Your assignment
An exact reproduction of the data below is the required answer.

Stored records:

============

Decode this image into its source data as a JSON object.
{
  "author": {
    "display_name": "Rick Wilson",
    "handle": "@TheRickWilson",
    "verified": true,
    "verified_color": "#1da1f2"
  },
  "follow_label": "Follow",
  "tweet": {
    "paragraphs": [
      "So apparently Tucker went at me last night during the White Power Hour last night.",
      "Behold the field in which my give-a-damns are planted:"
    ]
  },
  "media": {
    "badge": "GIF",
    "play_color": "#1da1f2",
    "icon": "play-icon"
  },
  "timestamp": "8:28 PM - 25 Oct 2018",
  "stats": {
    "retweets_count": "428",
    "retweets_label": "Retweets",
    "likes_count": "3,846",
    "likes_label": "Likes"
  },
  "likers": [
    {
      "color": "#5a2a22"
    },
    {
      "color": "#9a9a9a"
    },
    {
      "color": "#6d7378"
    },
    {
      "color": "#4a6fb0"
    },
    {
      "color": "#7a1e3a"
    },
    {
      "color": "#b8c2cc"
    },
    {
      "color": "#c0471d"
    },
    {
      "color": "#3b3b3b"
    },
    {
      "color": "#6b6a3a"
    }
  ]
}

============

Reply to the task
Decode this image into its source data as a JSON object.
{
  "author": {
    "display_name": "Rick Wilson",
    "handle": "@TheRickWilson",
    "verified": true,
    "verified_color": "#1da1f2"
  },
  "follow_label": "Follow",
  "tweet": {
    "paragraphs": [
      "So apparently Tucker went at me last night during the White Power Hour last night.",
      "Behold the field in which my give-a-damns are planted:"
    ]
  },
  "media": {
    "badge": "GIF",
    "play_color": "#1da1f2",
    "icon": "play-icon"
  },
  "timestamp": "8:28 PM - 25 Oct 2018",
  "stats": {
    "retweets_count": "428",
    "retweets_label": "Retweets",
    "likes_count": "3,846",
    "likes_label": "Likes"
  },
  "likers": [
    {
      "color": "#5a2a22"
    },
    {
      "color": "#9a9a9a"
    },
    {
      "color": "#6d7378"
    },
    {
      "color": "#4a6fb0"
    },
    {
      "color": "#7a1e3a"
    },
    {
      "color": "#b8c2cc"
    },
    {
      "color": "#c0471d"
    },
    {
      "color": "#3b3b3b"
    },
    {
      "color": "#6b6a3a"
    }
  ]
}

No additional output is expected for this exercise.